Superbad might be the most provocative teen sex comedy ever made; it is certainly one of the most convulsively funny. Its protagonists are graduating high-school buddies swimming in hormones and uncertainty. Seth (Jonah Hill) is blobby and loud; Evan (Michael Cera) skinny, hysterical, and a tad girlish. (Think Mostel and Wilder in The Producers.) A virgin and likely to remain so for some time, Seth talks of nothing but sex—a nonstop stream of F- and P- and D-words that would make David Mamet sit up and salute. The more prepossessing Evan is embarrassed by his friend’s sexist ejaculations; he respects women—from afar. (He shifts and stammers around the cute female classmate flashing him the tongue.) Both look to a party that evening for resolution. Their task is to procure alcohol, which Seth is sure will get them laid. In the course of their odyssey, they plunge into a night world of sex, drugs, and aggression in which no one’s development is unarrested.
The co-producer is Judd Apatow, of Knocked Up, the co-writer Seth Rogen of the same. Some right-wing commentators pretzeled themselves up to praise that film—which had naughty words and drugs and premarital sex but, hallelujah, came down squarely on the side of family values. The same is true of Superbad, but the pretzels will have to be even twistier. Apatow and company (the director here is Greg Mottola) have a pipeline to the adolescent id and a little too much fun frolicking in its hot springs of obscenity. If teens come away with the message that booze and sex and drugs can’t buy them love (or happiness), they’ll also feel the compulsion to talk dirty, drink, fuck, and learn the lesson for themselves—as well they should, provided they don’t kill themselves doing it.

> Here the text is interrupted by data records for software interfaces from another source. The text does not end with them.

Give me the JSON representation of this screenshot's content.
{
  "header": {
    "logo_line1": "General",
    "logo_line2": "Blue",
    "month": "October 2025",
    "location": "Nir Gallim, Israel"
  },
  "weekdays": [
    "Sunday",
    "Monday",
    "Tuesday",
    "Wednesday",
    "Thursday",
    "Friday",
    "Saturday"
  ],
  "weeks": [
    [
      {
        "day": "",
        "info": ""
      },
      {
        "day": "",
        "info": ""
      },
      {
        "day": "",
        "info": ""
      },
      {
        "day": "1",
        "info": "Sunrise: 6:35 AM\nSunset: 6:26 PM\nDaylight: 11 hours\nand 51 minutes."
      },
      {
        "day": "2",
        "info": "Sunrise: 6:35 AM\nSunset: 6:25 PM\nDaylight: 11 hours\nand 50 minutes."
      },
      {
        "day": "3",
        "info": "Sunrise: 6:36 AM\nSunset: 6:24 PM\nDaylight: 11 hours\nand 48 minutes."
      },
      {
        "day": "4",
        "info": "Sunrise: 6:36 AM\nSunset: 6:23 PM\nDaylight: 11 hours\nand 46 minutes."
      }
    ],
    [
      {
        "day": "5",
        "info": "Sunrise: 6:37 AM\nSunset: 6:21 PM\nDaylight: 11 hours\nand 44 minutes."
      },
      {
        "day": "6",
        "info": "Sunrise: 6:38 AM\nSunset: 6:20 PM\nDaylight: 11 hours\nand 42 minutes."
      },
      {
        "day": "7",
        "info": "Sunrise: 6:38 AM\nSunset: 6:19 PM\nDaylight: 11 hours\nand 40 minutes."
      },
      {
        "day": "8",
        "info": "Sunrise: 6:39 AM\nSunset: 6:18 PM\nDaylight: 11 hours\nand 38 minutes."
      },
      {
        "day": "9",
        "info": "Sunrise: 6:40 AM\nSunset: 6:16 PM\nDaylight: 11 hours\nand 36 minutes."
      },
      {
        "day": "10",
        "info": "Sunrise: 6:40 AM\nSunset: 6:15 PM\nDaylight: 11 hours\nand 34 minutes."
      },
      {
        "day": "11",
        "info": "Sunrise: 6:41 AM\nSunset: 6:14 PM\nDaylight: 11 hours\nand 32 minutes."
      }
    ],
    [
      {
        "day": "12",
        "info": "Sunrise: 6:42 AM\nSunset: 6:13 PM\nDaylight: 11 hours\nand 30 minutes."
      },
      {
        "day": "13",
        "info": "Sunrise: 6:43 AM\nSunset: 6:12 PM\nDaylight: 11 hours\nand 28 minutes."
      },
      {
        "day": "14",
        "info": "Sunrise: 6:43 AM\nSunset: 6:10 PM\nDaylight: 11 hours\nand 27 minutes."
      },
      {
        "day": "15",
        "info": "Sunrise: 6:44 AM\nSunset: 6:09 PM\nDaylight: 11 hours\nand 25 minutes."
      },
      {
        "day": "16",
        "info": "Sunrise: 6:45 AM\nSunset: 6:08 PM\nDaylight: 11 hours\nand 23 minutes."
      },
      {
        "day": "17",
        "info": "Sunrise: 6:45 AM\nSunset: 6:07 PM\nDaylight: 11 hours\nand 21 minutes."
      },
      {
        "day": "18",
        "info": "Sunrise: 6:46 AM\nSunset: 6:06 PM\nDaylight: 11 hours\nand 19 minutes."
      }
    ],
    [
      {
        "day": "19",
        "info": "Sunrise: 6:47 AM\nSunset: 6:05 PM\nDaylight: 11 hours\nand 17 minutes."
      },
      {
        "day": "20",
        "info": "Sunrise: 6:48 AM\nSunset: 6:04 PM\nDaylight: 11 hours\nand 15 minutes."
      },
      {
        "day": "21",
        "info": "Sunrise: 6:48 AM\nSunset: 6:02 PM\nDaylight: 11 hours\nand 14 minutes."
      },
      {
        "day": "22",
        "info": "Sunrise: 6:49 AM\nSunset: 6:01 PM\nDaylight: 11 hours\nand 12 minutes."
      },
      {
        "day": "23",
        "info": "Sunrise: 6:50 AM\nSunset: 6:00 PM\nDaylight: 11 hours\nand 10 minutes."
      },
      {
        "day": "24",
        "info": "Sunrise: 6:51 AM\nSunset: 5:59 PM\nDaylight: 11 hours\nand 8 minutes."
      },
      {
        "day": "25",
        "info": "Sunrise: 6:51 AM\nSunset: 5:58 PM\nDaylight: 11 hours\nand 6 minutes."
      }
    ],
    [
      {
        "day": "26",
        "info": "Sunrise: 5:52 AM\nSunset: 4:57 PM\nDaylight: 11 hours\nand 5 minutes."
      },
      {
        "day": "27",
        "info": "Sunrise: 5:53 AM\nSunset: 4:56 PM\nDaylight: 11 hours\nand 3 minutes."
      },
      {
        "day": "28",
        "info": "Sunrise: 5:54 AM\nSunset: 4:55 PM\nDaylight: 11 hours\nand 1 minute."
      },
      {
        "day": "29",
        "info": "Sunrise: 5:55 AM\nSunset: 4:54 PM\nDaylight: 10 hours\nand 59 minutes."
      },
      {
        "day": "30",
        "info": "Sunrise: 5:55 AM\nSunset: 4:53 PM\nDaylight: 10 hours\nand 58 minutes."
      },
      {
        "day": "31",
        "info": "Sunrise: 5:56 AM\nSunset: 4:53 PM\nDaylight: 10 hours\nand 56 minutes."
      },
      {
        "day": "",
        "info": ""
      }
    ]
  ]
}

Superbad is like American Graffiti, with a crucial difference: The adults are as childlike and out of control as the children (if not more so). In George Lucas’s funny-sad paean to lost innocence, the teens sabotaged a police cruiser; in Superbad, two drunken cops (Rogen and Bill Hader, a master of deadpan dementia) shoot up their own car to impress Seth and Evan’s dorky friend, Fogell (Christopher Mintz-Plasse). Dispatched to buy the booze, Fogell has created a fake I.D. bearing the one-word pseudonym “McLovin”—a name that will live, I predict, as long as teen movies. He’s so endearingly not a McLovin that you can almost understand the policemen’s infatuation with him. He is the primordial, Jungian dork within us all.
By the time the cops are firing guns in juvenile ecstasy, the movie has entered a fugue state. Adam Sternbergh in this magazine called those unable to let go of childhood “grups,” while writer Christopher Noxon has dubbed them “rejuveniles”: Whatever you call them, Apatow has become their Florenz Ziegfeld—and maybe, too, their David Lynch. Still in search of alcohol, Seth and Evan stumble into a grown-up inferno in which hairy men inexplicably punch one another to a pulp. An addled redneck cokehead makes Evan sing for him, while a busty babe who dirty-dances with the enraptured Seth leaves his trousers smeared with menstrual blood. It’s like the “candy-colored clown they call the sandman” sequence in Blue Velvet. The donkey scene in Pinocchio also comes to mind. This is where delinquents go to degenerate.
At close to two hours, Superbad feels fifteen minutes too long, although Mottola and writers Rogen and Evan Goldberg want to take you past the high to the inevitable plummet. No American Pie climactic couplings here. Instead: puke and loathing. The filmmakers linger on the homoerotic undercurrents of adolescent male friendship in a way that other teen sex comedies avoid like the (gay) plague. That’s what makes Superbad so vital—and so of its time. In the seventies and eighties, even explicit teen sex comedies like Fast Times at Ridgemont High unfolded in a culture with a fair amount of shame. Now, with Fast Times and American Pie as touchstones, with MySpace turning even shy people into exhibitionists, filmmakers can begin where their predecessors ended. Soon it might not be repression we have to worry about but having nothing left to repress.
The Nanny Diaries, based on Emma McLaughlin and Nicola Kraus’s best-selling novel (a roman à clef), is a grim slog. Scarlett Johansson plays Annie, an unaffected, adorably clumsy Jersey girl who “doesn’t know who she is.” Shanghaied in Central Park by Mrs. X (Laura Linney), she is thrust into the Upper East Side world of inattentive gazillionaires, self-obsessed trophy wives, and children at once spoiled and neglected. The perspective of the writer-directors, Shari Springer Berman and Robert Pulcini (American Splendor), is both contemptuous and envious—which is honest, I suppose, given New York’s ever-burgeoning income gap and the bitterness of its have-nots and have-not-enoughs. (That ambivalence is, admittedly, a motif of this magazine, which the heroine dips into before taking her job.)